The first five people to come by the Nexus office with this word search completed get to take a trip into our room of CDs and bring a few home! (Just kidding, it’s not a room. It’s a pile of CDs on a desk. Still.) Now find those words on the right down below. This time around, we went with a homonym theme. Why? Because it seemed frustrating, outrageous, and a whole lotta (nerdy, geeky) fun. Give it a shot! What’s next? Synonyms? The always underappreciated antonyms? Time will tell. What other puzzles do you want to see in the paper? Let us know, and have fun!


October 16, 2013

astrological asininity Hey, everyone! River here. I’ve been reading the stars and I’m not too proud of you. You’d think after last time you’d smarten up your act. Looks to me like you havOH MY GOD A BUTTERFLY, GOTTA GO! Aries: Bring me more butterflies, they’re so pretty! Taurus: The planets are aligned, the stars are in the heavens, and you better stop reading this and keep studying, because that test isn’t going to be easy. Gemini: There’s no way she doesn’t know. Really. Cancer: Your lucky numbers are 3, 6, and 18. But don’t buy a lotto ticket. You’ll die on the walk over there. Totally not worth it. Leo: Um, can you find the Aries people and help with the butterfly thing please and thanks? Virgo: Ever try to put up that plastic wrap seal over your horrible single-pane windows? It’s hard, isn’t it? Put up this year’s on Sat-

by River Rainfall

urday, October 19, at 10:28 in the morning. It’ll be way easy. Trust me on this, I’m an astrologist! (And if it doesn’t work out, tell it to my editor, not me, LOL). Libra: I told you last time to “just start.” You really shouldn’t have listened to me. Scorpio: Hi! I really like your sign… ohmygod, totally not hitting on you; I just think scorpions are cool. I held one once! Sagittarius: Oh no, I ran out of space and didn’t tell Scorpio what was in their future! Oh no, it happened to you, too! Capricorn: Okay, hold on, gotta stop. Capricorn, Scorpio, AND Sagittarius, um, you guys are all good. Watch out for dogs, eat yummy things. Aquarius: I don’t think I mentioned this last time, but I’m totally an Aquarius. So, like, right on! Great things are gonna happen, and I totally read that in the stars, not just saying that because we rock. Pisces: Whatevs.

Join us. Representing the student voice can be a lot of work, and volunteers go a long way towards making each issue of Nexus fantastic. We can always use an extra hand.

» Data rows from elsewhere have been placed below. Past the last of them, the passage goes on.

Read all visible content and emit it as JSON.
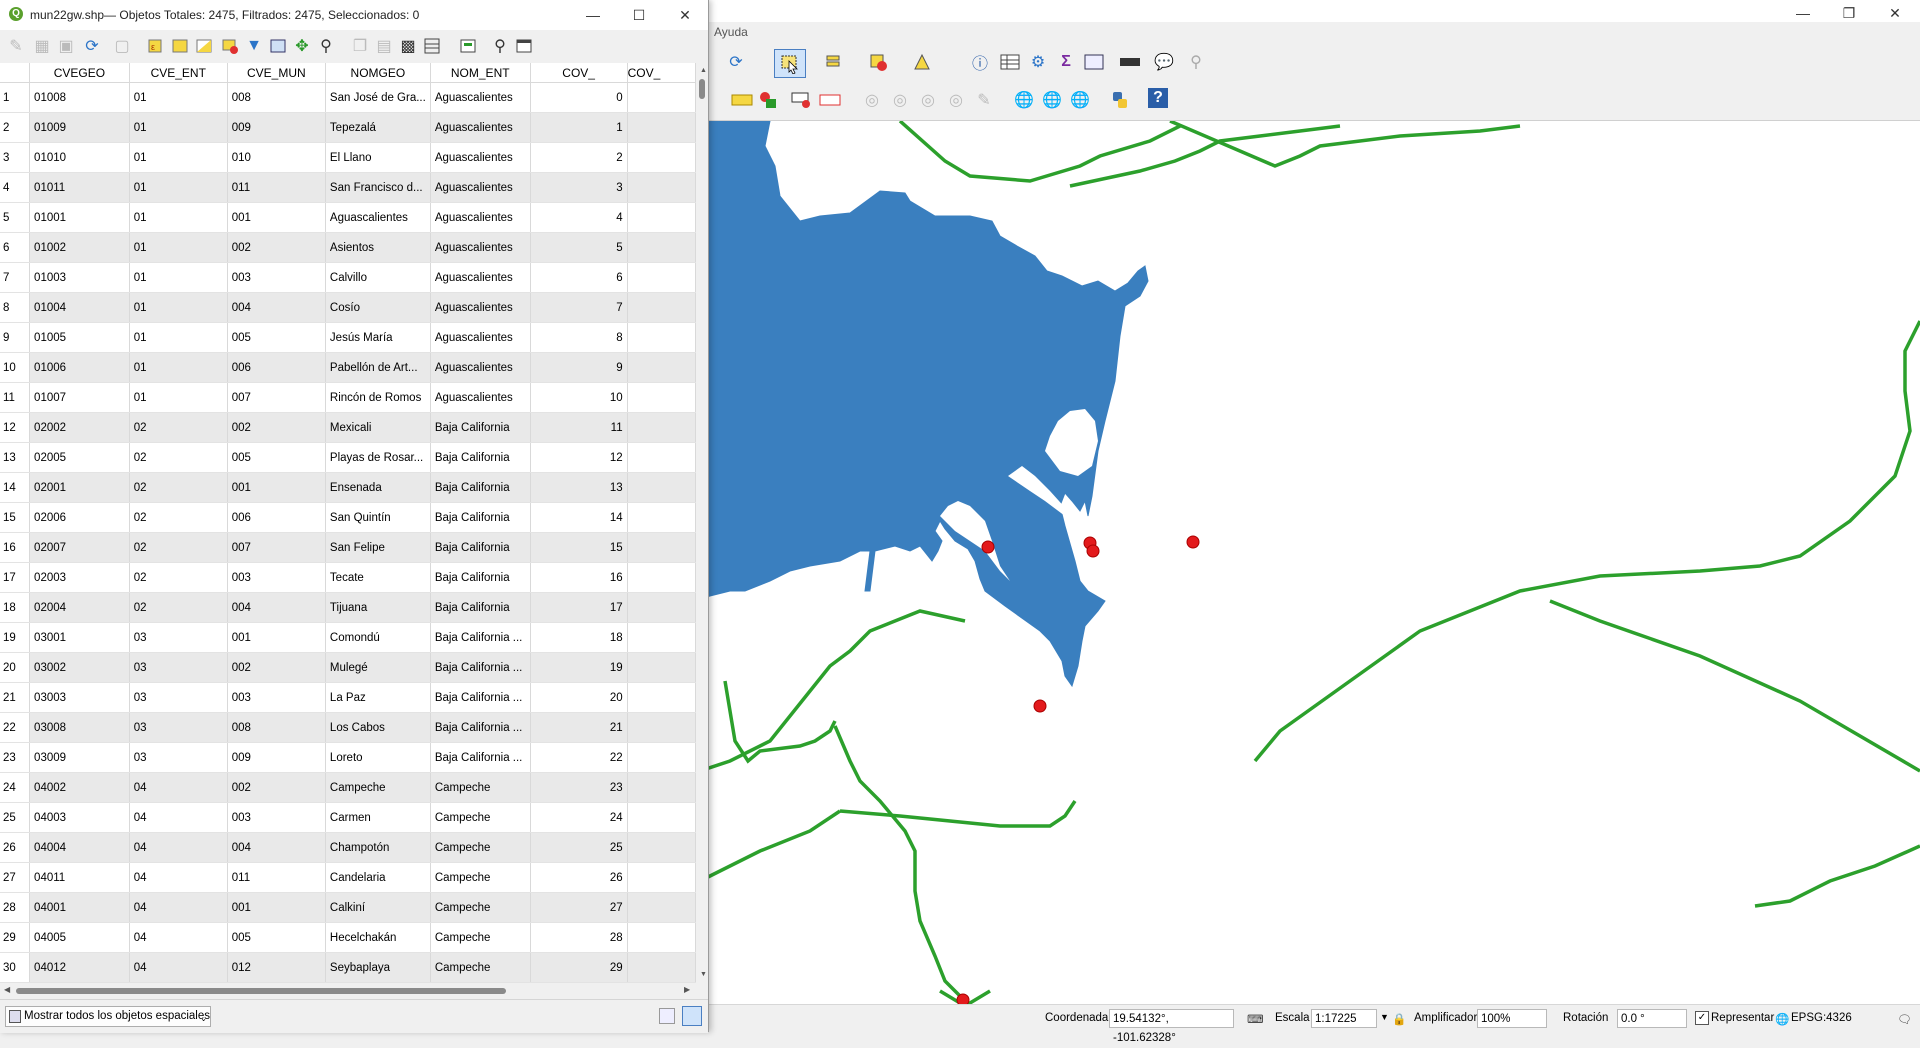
{
  "main": {
    "menu": {
      "help": "Ayuda"
    },
    "colors": {
      "water": "#3a7fbf",
      "roads": "#2ca02c",
      "points": "#e31a1c",
      "background": "#ffffff"
    },
    "statusbar": {
      "coord_label": "Coordenada",
      "coord_value": "19.54132°, -101.62328°",
      "scale_label": "Escala",
      "scale_value": "1:17225",
      "magnifier_label": "Amplificador",
      "magnifier_value": "100%",
      "rotation_label": "Rotación",
      "rotation_value": "0.0 °",
      "render_label": "Representar",
      "crs": "EPSG:4326"
    }
  },
  "attr": {
    "title": "mun22gw.shp— Objetos Totales: 2475, Filtrados: 2475, Seleccionados: 0",
    "filter_label": "Mostrar todos los objetos espaciales",
    "columns": [
      "CVEGEO",
      "CVE_ENT",
      "CVE_MUN",
      "NOMGEO",
      "NOM_ENT",
      "COV_",
      "COV_"
    ],
    "rows": [
      [
        "1",
        "01008",
        "01",
        "008",
        "San José de Gra...",
        "Aguascalientes",
        "0"
      ],
      [
        "2",
        "01009",
        "01",
        "009",
        "Tepezalá",
        "Aguascalientes",
        "1"
      ],
      [
        "3",
        "01010",
        "01",
        "010",
        "El Llano",
        "Aguascalientes",
        "2"
      ],
      [
        "4",
        "01011",
        "01",
        "011",
        "San Francisco d...",
        "Aguascalientes",
        "3"
      ],
      [
        "5",
        "01001",
        "01",
        "001",
        "Aguascalientes",
        "Aguascalientes",
        "4"
      ],
      [
        "6",
        "01002",
        "01",
        "002",
        "Asientos",
        "Aguascalientes",
        "5"
      ],
      [
        "7",
        "01003",
        "01",
        "003",
        "Calvillo",
        "Aguascalientes",
        "6"
      ],
      [
        "8",
        "01004",
        "01",
        "004",
        "Cosío",
        "Aguascalientes",
        "7"
      ],
      [
        "9",
        "01005",
        "01",
        "005",
        "Jesús María",
        "Aguascalientes",
        "8"
      ],
      [
        "10",
        "01006",
        "01",
        "006",
        "Pabellón de Art...",
        "Aguascalientes",
        "9"
      ],
      [
        "11",
        "01007",
        "01",
        "007",
        "Rincón de Romos",
        "Aguascalientes",
        "10"
      ],
      [
        "12",
        "02002",
        "02",
        "002",
        "Mexicali",
        "Baja California",
        "11"
      ],
      [
        "13",
        "02005",
        "02",
        "005",
        "Playas de Rosar...",
        "Baja California",
        "12"
      ],
      [
        "14",
        "02001",
        "02",
        "001",
        "Ensenada",
        "Baja California",
        "13"
      ],
      [
        "15",
        "02006",
        "02",
        "006",
        "San Quintín",
        "Baja California",
        "14"
      ],
      [
        "16",
        "02007",
        "02",
        "007",
        "San Felipe",
        "Baja California",
        "15"
      ],
      [
        "17",
        "02003",
        "02",
        "003",
        "Tecate",
        "Baja California",
        "16"
      ],
      [
        "18",
        "02004",
        "02",
        "004",
        "Tijuana",
        "Baja California",
        "17"
      ],
      [
        "19",
        "03001",
        "03",
        "001",
        "Comondú",
        "Baja California ...",
        "18"
      ],
      [
        "20",
        "03002",
        "03",
        "002",
        "Mulegé",
        "Baja California ...",
        "19"
      ],
      [
        "21",
        "03003",
        "03",
        "003",
        "La Paz",
        "Baja California ...",
        "20"
      ],
      [
        "22",
        "03008",
        "03",
        "008",
        "Los Cabos",
        "Baja California ...",
        "21"
      ],
      [
        "23",
        "03009",
        "03",
        "009",
        "Loreto",
        "Baja California ...",
        "22"
      ],
      [
        "24",
        "04002",
        "04",
        "002",
        "Campeche",
        "Campeche",
        "23"
      ],
      [
        "25",
        "04003",
        "04",
        "003",
        "Carmen",
        "Campeche",
        "24"
      ],
      [
        "26",
        "04004",
        "04",
        "004",
        "Champotón",
        "Campeche",
        "25"
      ],
      [
        "27",
        "04011",
        "04",
        "011",
        "Candelaria",
        "Campeche",
        "26"
      ],
      [
        "28",
        "04001",
        "04",
        "001",
        "Calkiní",
        "Campeche",
        "27"
      ],
      [
        "29",
        "04005",
        "04",
        "005",
        "Hecelchakán",
        "Campeche",
        "28"
      ],
      [
        "30",
        "04012",
        "04",
        "012",
        "Seybaplaya",
        "Campeche",
        "29"
      ]
    ]
  }
}
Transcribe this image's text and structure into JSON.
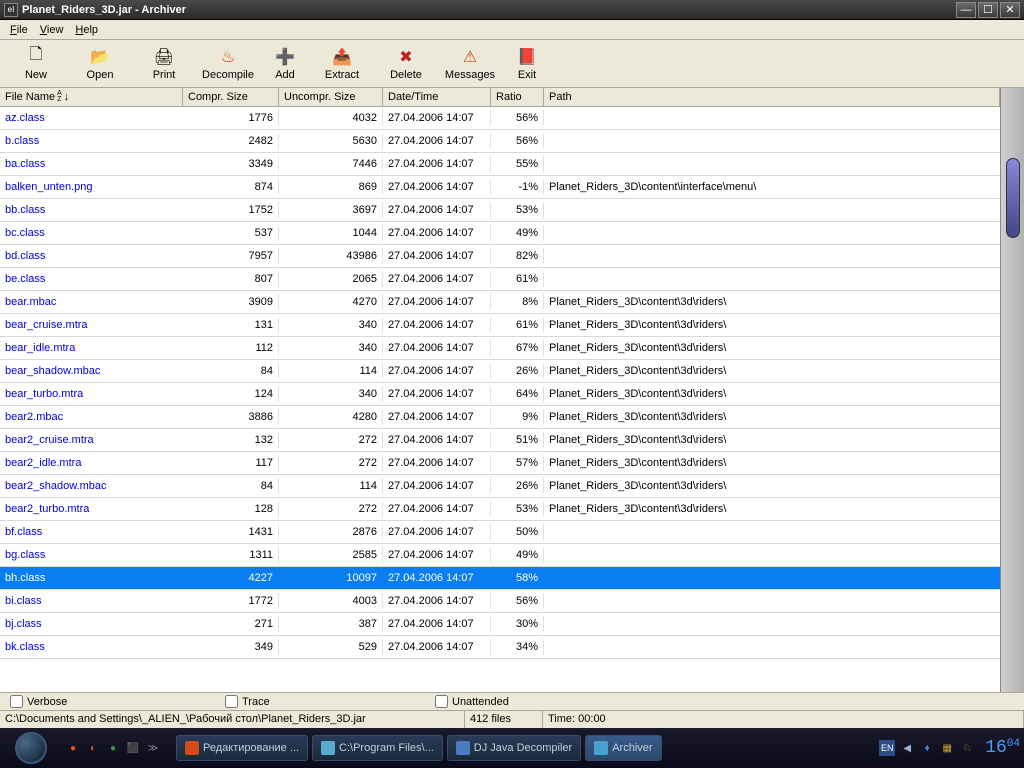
{
  "window": {
    "title": "Planet_Riders_3D.jar - Archiver"
  },
  "menu": {
    "file": "File",
    "view": "View",
    "help": "Help"
  },
  "toolbar": {
    "new": "New",
    "open": "Open",
    "print": "Print",
    "decompile": "Decompile",
    "add": "Add",
    "extract": "Extract",
    "delete": "Delete",
    "messages": "Messages",
    "exit": "Exit"
  },
  "columns": {
    "filename": "File Name",
    "compr": "Compr. Size",
    "uncompr": "Uncompr. Size",
    "datetime": "Date/Time",
    "ratio": "Ratio",
    "path": "Path"
  },
  "rows": [
    {
      "name": "az.class",
      "compr": "1776",
      "uncompr": "4032",
      "dt": "27.04.2006  14:07",
      "ratio": "56%",
      "path": ""
    },
    {
      "name": "b.class",
      "compr": "2482",
      "uncompr": "5630",
      "dt": "27.04.2006  14:07",
      "ratio": "56%",
      "path": ""
    },
    {
      "name": "ba.class",
      "compr": "3349",
      "uncompr": "7446",
      "dt": "27.04.2006  14:07",
      "ratio": "55%",
      "path": ""
    },
    {
      "name": "balken_unten.png",
      "compr": "874",
      "uncompr": "869",
      "dt": "27.04.2006  14:07",
      "ratio": "-1%",
      "path": "Planet_Riders_3D\\content\\interface\\menu\\"
    },
    {
      "name": "bb.class",
      "compr": "1752",
      "uncompr": "3697",
      "dt": "27.04.2006  14:07",
      "ratio": "53%",
      "path": ""
    },
    {
      "name": "bc.class",
      "compr": "537",
      "uncompr": "1044",
      "dt": "27.04.2006  14:07",
      "ratio": "49%",
      "path": ""
    },
    {
      "name": "bd.class",
      "compr": "7957",
      "uncompr": "43986",
      "dt": "27.04.2006  14:07",
      "ratio": "82%",
      "path": ""
    },
    {
      "name": "be.class",
      "compr": "807",
      "uncompr": "2065",
      "dt": "27.04.2006  14:07",
      "ratio": "61%",
      "path": ""
    },
    {
      "name": "bear.mbac",
      "compr": "3909",
      "uncompr": "4270",
      "dt": "27.04.2006  14:07",
      "ratio": "8%",
      "path": "Planet_Riders_3D\\content\\3d\\riders\\"
    },
    {
      "name": "bear_cruise.mtra",
      "compr": "131",
      "uncompr": "340",
      "dt": "27.04.2006  14:07",
      "ratio": "61%",
      "path": "Planet_Riders_3D\\content\\3d\\riders\\"
    },
    {
      "name": "bear_idle.mtra",
      "compr": "112",
      "uncompr": "340",
      "dt": "27.04.2006  14:07",
      "ratio": "67%",
      "path": "Planet_Riders_3D\\content\\3d\\riders\\"
    },
    {
      "name": "bear_shadow.mbac",
      "compr": "84",
      "uncompr": "114",
      "dt": "27.04.2006  14:07",
      "ratio": "26%",
      "path": "Planet_Riders_3D\\content\\3d\\riders\\"
    },
    {
      "name": "bear_turbo.mtra",
      "compr": "124",
      "uncompr": "340",
      "dt": "27.04.2006  14:07",
      "ratio": "64%",
      "path": "Planet_Riders_3D\\content\\3d\\riders\\"
    },
    {
      "name": "bear2.mbac",
      "compr": "3886",
      "uncompr": "4280",
      "dt": "27.04.2006  14:07",
      "ratio": "9%",
      "path": "Planet_Riders_3D\\content\\3d\\riders\\"
    },
    {
      "name": "bear2_cruise.mtra",
      "compr": "132",
      "uncompr": "272",
      "dt": "27.04.2006  14:07",
      "ratio": "51%",
      "path": "Planet_Riders_3D\\content\\3d\\riders\\"
    },
    {
      "name": "bear2_idle.mtra",
      "compr": "117",
      "uncompr": "272",
      "dt": "27.04.2006  14:07",
      "ratio": "57%",
      "path": "Planet_Riders_3D\\content\\3d\\riders\\"
    },
    {
      "name": "bear2_shadow.mbac",
      "compr": "84",
      "uncompr": "114",
      "dt": "27.04.2006  14:07",
      "ratio": "26%",
      "path": "Planet_Riders_3D\\content\\3d\\riders\\"
    },
    {
      "name": "bear2_turbo.mtra",
      "compr": "128",
      "uncompr": "272",
      "dt": "27.04.2006  14:07",
      "ratio": "53%",
      "path": "Planet_Riders_3D\\content\\3d\\riders\\"
    },
    {
      "name": "bf.class",
      "compr": "1431",
      "uncompr": "2876",
      "dt": "27.04.2006  14:07",
      "ratio": "50%",
      "path": ""
    },
    {
      "name": "bg.class",
      "compr": "1311",
      "uncompr": "2585",
      "dt": "27.04.2006  14:07",
      "ratio": "49%",
      "path": ""
    },
    {
      "name": "bh.class",
      "compr": "4227",
      "uncompr": "10097",
      "dt": "27.04.2006  14:07",
      "ratio": "58%",
      "path": "",
      "selected": true
    },
    {
      "name": "bi.class",
      "compr": "1772",
      "uncompr": "4003",
      "dt": "27.04.2006  14:07",
      "ratio": "56%",
      "path": ""
    },
    {
      "name": "bj.class",
      "compr": "271",
      "uncompr": "387",
      "dt": "27.04.2006  14:07",
      "ratio": "30%",
      "path": ""
    },
    {
      "name": "bk.class",
      "compr": "349",
      "uncompr": "529",
      "dt": "27.04.2006  14:07",
      "ratio": "34%",
      "path": ""
    }
  ],
  "options": {
    "verbose": "Verbose",
    "trace": "Trace",
    "unattended": "Unattended"
  },
  "status": {
    "path": "C:\\Documents and Settings\\_ALIEN_\\Рабочий стол\\Planet_Riders_3D.jar",
    "files": "412 files",
    "time": "Time: 00:00"
  },
  "taskbar": {
    "items": [
      {
        "label": "Редактирование ...",
        "color": "#d04a1a"
      },
      {
        "label": "C:\\Program Files\\...",
        "color": "#5aaad0"
      },
      {
        "label": "DJ Java Decompiler",
        "color": "#4a7ac0"
      },
      {
        "label": "Archiver",
        "color": "#4aa0d0",
        "active": true
      }
    ],
    "lang": "EN",
    "time_h": "16",
    "time_m": "04"
  }
}
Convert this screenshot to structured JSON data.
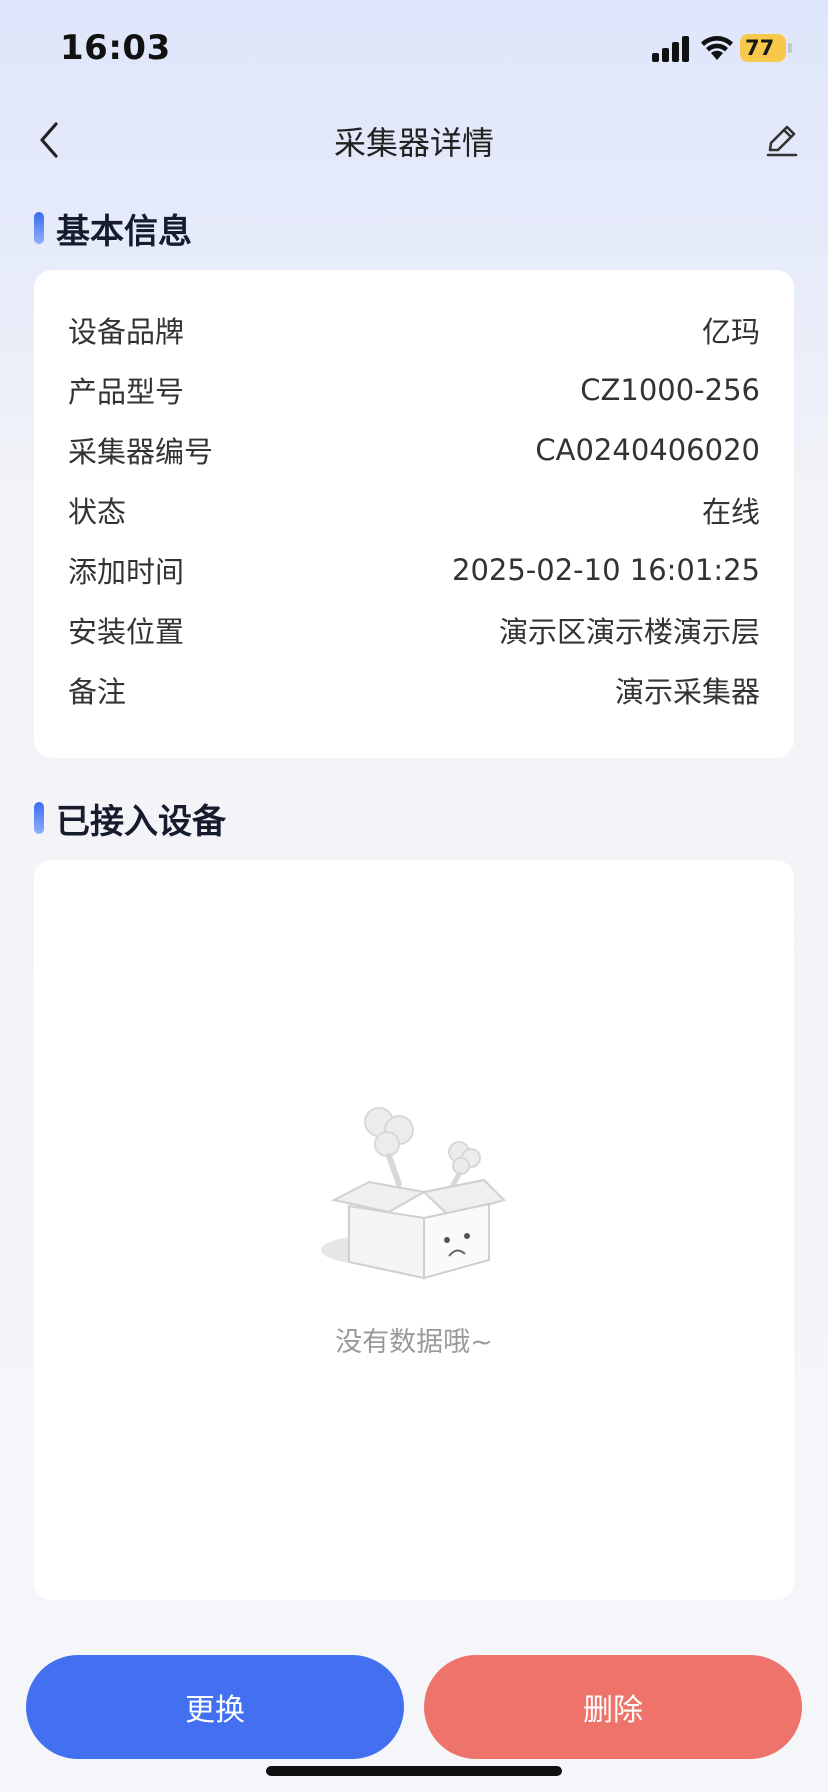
{
  "status_bar": {
    "time": "16:03",
    "battery": "77"
  },
  "header": {
    "title": "采集器详情",
    "back_icon": "chevron-left-icon",
    "edit_icon": "pencil-icon"
  },
  "basic_info": {
    "heading": "基本信息",
    "rows": [
      {
        "label": "设备品牌",
        "value": "亿玛"
      },
      {
        "label": "产品型号",
        "value": "CZ1000-256"
      },
      {
        "label": "采集器编号",
        "value": "CA0240406020"
      },
      {
        "label": "状态",
        "value": "在线"
      },
      {
        "label": "添加时间",
        "value": "2025-02-10 16:01:25"
      },
      {
        "label": "安装位置",
        "value": "演示区演示楼演示层"
      },
      {
        "label": "备注",
        "value": "演示采集器"
      }
    ]
  },
  "connected_devices": {
    "heading": "已接入设备",
    "empty_text": "没有数据哦~",
    "empty_icon": "empty-box-icon"
  },
  "actions": {
    "replace_label": "更换",
    "delete_label": "删除",
    "replace_color": "#4270f0",
    "delete_color": "#ee736a"
  }
}
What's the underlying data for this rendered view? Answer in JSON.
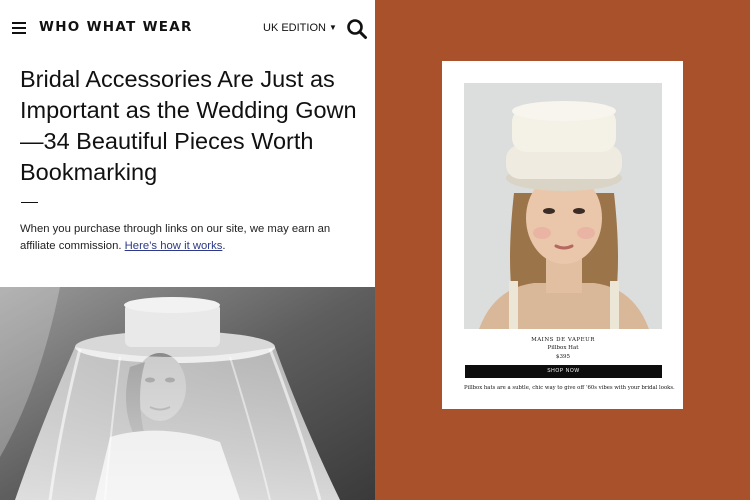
{
  "header": {
    "logo": "WHO WHAT WEAR",
    "edition": "UK EDITION",
    "menu_icon": "hamburger-menu-icon",
    "search_icon": "search-icon"
  },
  "article": {
    "headline": "Bridal Accessories Are Just as Important as the Wedding Gown—34 Beautiful Pieces Worth Bookmarking",
    "disclosure_text": "When you purchase through links on our site, we may earn an affiliate commission. ",
    "disclosure_link": "Here’s how it works",
    "disclosure_end": "."
  },
  "product": {
    "brand": "MAINS DE VAPEUR",
    "name": "Pillbox Hat",
    "price": "$395",
    "button": "SHOP NOW",
    "caption": "Pillbox hats are a subtle, chic way to give off ’60s vibes with your bridal looks."
  },
  "colors": {
    "panel_background": "#a8512a",
    "button_background": "#0d0d0d",
    "link": "#2e3a88"
  }
}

For example:

Writers - We cover news, sports, and entertainment on campus and throughout
















Victoria, from local theatre to mainstream movies, concerts, and festivals.

Artists/illustrators - Good artists always have opportunities to share their work through Nexus with comics and illustrations.

Proofreaders - Every issue of Nexus strives for perfection, but the occasional typo escapes our notice. Proofreading is an invaluable skill.

Ad Sales - Nexus actually pays a finder’s fee for any local

advertising brought to the newspaper. What student doesn’t need money?

If you’re interested in doing some volunteering at an award-winning student newspaper, stop by our offices at Richmond House 201 on the Lansdowne campus, or contact us by email ( or phone (250-370-3591).

camosun’s student voice since 1990

Nexus newspaper October 16, 2013  

Volume 24, issue 4